Lapsing driver’s licenses-A A +A
Sunday, March 16, 2014
SOUR current driver’s license will expire. We won’t renew a document we’ve carried for decades now. We let our international drivers license peter out earlier. These are markers others have passed.
This rite of passage came in a question we lobbed at the man who walked in: “You are --- what?” “Your new driver, sir,” Aniceto Camposo answered. “Your son says you should not drive anymore.”
Our car keys were gently taken away from us. Our kids hired Aniceto. “The difference between a good and bad driver is 40 years too many on the road,” they explained.
Families and lawmakers agonize when to take away lolo’s car keys.
Studies conclude that drivers in their 60s are among the safest, Economist reports.
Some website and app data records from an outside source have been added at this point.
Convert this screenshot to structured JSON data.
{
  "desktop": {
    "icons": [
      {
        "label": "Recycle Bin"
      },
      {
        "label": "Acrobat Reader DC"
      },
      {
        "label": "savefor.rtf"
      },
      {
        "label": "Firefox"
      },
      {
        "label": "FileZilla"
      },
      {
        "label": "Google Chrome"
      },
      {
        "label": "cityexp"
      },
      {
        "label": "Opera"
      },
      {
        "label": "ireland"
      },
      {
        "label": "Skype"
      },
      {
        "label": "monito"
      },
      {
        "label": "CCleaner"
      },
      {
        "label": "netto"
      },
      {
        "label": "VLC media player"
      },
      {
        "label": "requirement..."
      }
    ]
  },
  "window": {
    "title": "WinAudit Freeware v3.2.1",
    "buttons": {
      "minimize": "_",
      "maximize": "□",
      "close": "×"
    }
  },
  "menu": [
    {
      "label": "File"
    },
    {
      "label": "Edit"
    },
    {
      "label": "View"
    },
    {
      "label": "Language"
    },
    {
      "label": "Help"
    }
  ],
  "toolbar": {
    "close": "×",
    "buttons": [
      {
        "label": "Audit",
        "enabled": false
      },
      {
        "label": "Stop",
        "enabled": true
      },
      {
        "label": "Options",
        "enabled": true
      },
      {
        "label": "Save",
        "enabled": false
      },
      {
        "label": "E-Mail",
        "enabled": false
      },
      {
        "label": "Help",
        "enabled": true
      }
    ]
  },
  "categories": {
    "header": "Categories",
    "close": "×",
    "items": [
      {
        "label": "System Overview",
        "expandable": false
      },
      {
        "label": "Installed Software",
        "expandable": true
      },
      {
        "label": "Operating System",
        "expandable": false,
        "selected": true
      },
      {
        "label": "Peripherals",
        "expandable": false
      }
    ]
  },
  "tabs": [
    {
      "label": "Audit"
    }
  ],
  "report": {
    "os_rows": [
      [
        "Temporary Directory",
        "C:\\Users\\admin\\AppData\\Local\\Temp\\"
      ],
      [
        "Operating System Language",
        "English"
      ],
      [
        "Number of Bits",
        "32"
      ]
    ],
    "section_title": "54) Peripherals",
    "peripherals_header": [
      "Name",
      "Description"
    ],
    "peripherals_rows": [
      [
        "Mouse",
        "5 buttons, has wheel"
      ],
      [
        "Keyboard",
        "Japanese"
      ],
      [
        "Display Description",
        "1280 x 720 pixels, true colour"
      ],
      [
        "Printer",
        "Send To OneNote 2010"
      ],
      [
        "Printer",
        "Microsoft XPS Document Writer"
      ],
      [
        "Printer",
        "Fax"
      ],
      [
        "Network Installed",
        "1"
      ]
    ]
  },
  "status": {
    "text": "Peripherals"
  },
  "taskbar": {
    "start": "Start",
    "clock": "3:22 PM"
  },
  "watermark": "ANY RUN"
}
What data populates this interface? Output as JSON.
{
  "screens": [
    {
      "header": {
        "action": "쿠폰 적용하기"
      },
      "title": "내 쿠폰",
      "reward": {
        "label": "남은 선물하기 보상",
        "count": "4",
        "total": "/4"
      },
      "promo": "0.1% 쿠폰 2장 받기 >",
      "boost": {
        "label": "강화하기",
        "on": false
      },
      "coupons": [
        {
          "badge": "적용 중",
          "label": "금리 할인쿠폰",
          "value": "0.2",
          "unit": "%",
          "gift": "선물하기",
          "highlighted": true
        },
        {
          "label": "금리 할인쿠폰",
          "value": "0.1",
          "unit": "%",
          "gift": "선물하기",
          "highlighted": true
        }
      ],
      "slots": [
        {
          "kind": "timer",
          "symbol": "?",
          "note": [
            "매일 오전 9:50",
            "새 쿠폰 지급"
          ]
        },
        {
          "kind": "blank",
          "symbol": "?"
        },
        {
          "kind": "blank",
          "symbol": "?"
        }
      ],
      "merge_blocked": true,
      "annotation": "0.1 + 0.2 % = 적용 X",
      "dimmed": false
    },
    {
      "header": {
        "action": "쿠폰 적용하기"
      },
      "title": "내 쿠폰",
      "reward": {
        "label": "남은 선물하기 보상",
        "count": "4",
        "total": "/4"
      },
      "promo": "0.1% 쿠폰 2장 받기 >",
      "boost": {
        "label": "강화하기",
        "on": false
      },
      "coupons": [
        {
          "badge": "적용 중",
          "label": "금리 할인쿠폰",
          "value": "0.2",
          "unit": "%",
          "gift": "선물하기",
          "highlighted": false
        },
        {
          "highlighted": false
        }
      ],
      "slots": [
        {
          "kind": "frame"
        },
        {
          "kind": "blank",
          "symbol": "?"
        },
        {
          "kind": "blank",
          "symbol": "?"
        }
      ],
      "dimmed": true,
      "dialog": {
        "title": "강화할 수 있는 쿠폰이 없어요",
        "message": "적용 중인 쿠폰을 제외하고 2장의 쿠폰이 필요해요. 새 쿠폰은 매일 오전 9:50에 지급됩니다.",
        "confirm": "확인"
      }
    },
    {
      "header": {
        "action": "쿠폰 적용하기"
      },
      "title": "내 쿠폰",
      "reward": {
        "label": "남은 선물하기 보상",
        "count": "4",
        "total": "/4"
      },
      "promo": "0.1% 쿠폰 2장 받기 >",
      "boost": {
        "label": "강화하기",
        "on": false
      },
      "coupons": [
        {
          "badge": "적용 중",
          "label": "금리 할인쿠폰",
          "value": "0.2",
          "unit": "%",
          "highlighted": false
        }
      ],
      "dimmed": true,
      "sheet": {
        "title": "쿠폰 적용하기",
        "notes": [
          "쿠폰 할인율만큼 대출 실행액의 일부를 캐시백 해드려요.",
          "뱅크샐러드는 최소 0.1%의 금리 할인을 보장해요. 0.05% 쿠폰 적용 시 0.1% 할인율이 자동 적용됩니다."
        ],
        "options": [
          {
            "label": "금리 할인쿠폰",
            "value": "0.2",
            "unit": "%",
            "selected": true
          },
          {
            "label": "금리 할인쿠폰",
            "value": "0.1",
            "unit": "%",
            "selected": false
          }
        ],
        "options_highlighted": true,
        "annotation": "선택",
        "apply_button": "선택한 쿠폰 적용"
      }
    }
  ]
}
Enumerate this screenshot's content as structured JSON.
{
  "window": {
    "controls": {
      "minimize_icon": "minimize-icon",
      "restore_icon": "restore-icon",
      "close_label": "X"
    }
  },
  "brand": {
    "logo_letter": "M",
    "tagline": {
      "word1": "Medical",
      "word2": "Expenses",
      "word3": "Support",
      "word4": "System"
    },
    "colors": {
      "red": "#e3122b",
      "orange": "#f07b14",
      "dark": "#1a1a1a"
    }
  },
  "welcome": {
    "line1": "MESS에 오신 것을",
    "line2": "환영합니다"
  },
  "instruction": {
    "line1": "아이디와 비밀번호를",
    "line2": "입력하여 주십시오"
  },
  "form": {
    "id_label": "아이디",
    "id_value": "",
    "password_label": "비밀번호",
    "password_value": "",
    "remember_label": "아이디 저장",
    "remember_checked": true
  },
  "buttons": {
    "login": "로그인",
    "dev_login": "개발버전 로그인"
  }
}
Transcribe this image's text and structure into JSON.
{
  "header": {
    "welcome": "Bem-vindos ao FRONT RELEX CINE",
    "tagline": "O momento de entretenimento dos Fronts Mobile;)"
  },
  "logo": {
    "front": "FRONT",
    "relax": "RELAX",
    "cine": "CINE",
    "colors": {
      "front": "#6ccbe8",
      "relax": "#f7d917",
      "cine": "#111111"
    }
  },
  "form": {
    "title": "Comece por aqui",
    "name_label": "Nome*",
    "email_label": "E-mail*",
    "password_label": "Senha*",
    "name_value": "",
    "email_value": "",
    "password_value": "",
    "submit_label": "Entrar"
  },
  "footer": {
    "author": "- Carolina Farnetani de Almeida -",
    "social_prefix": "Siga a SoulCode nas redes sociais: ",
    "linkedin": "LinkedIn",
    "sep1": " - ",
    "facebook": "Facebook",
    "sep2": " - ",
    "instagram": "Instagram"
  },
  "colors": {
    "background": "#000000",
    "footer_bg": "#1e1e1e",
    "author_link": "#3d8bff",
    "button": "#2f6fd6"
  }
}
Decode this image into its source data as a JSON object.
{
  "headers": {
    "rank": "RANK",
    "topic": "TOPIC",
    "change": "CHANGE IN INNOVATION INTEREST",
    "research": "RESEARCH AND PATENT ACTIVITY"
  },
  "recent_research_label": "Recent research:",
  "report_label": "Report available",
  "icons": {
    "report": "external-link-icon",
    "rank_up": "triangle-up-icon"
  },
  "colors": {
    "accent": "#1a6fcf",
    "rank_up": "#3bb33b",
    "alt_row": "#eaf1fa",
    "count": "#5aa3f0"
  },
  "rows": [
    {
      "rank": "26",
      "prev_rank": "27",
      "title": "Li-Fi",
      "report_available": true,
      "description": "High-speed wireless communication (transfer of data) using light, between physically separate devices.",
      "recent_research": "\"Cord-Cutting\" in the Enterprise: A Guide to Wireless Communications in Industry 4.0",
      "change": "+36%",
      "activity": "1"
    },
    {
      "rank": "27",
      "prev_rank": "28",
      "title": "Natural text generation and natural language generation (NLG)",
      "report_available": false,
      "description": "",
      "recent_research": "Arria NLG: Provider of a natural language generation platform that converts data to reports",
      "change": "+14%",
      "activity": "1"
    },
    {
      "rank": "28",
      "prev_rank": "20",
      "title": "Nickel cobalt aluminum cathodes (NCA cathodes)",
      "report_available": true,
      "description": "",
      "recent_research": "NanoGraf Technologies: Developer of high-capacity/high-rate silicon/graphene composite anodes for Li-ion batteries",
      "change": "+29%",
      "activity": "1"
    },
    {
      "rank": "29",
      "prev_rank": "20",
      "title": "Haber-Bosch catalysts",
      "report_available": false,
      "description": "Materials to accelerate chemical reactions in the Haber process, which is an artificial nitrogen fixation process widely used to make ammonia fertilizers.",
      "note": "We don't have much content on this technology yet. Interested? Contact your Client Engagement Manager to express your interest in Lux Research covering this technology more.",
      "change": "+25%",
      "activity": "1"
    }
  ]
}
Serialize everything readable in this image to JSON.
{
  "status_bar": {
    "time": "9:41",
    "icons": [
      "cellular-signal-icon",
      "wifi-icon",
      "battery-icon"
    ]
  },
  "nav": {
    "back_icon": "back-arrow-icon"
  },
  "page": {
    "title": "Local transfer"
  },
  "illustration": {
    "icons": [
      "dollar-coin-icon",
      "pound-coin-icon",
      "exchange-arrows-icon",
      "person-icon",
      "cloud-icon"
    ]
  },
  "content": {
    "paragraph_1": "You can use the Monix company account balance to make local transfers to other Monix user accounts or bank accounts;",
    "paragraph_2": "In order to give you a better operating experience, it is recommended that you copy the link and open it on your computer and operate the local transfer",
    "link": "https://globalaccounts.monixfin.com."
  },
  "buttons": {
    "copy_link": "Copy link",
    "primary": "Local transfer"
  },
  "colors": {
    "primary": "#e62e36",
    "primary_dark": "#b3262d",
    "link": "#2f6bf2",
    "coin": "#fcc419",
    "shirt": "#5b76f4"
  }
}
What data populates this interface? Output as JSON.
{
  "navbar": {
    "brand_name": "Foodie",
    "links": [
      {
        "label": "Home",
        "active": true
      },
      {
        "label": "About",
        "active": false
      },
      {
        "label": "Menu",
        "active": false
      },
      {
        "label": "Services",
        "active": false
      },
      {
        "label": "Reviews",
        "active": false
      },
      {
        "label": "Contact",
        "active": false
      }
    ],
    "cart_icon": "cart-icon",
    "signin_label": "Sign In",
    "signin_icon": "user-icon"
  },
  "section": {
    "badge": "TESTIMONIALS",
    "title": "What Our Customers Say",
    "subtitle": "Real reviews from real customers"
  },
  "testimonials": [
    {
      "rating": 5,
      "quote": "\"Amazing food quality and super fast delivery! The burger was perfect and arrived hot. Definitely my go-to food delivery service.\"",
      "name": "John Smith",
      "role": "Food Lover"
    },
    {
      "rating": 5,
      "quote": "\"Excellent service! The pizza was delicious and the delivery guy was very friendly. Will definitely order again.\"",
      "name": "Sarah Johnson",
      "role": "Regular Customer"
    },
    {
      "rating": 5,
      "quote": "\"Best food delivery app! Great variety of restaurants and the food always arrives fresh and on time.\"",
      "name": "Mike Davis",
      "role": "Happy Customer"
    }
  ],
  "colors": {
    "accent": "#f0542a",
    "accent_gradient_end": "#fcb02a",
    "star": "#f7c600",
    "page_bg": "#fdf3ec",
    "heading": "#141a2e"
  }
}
Drivers over 70 form a fraction of the population but rack up 17 percent of pedestrian deaths. From 80s onward, death rates were nine times greater.
“Seventy is the sum of our years,” the Psalmist wrote. “Eighty if we are strong.” But taking hands off the wheel, for good, took time to sink in. After all, we drove five kids to grade school through clogged Manila traffic. In Bangkok, we taught them how to drive. And we ferried them to colleges in the US.
At a Mongolia despedida party for Asian journalists “airag”–made from fermented mare’s milk--flowed freely. “Don’t worry,” our guide winked. “I’ll bring you to the airport."
At seven he was at the door of our “ger” or Mongolian tent home with a hangover. He thrust the car keys to me, sayng: “I drive and we’ll end in the Tuul river, You drive with an expired international drivers license, and catch your flight.” We drove.
As we entered the highway, a panaroma of one of the least densely populated countries, appeared. There are over 2.8 million Mongolians thinly spread over 1.5 million square kilometers. Barbara Streisend’s song from the 1970 film resonated: “On a Clear Day, You Can See Forever.” We made it to Bangkok.
More youngsters today have ignition keys than our generation did. “Teenagers gain experience and put risky behavior behind them,” the Economist adds.
With age, the brain begins to shrink and blood flow slackens. Ability to process thoughts-—“cognitive function” is the medical term—slows. “Senior moments” multiply: tendency to misplace things, a word on the tip of the tongue which never comes.
Cognitive skills allow one to steer smoothly or ease in between fast-moving cars. Youngsters, like our grand-daughter, who just graduated from University of California, can hit brakes within “0.7 second for something expected to 1.5 seconds for a total surprise.” Not her Lolo.
Three factors interlock in accidents involving elderly drivers: (a) poor judgement, notably, when turning across oncoming traffic (b) drifting out of lane; and (c) inability to react fast to surprises. “It takes 8,460 bolts to assemble a car---and one nut to scatter them all over the road.”
There are no clear-cut guidelines when to stow your licenses. Ask your doctor. Many in the grey mop crowd are on “maintenance medication” for chronic ailments. Some drugs have ingredients that further dull motor skills.
“Families can best judge it's time for an older driver to slide out from behind the wheel, says University of Massachusetts gerontology professor Elizabeth Dugan. “But many wait until an accident.”
Now a sophomore at UCLA in Los Angeles, our grandson Adrian is applying for his first driver’s license. In Cebu, his lolo will paste up his last license as a souvenir. Now, if we can only remember where we stashed hat darned scrapbook…
Published in the Sun.Star Cebu newspaper on March 16, 2014.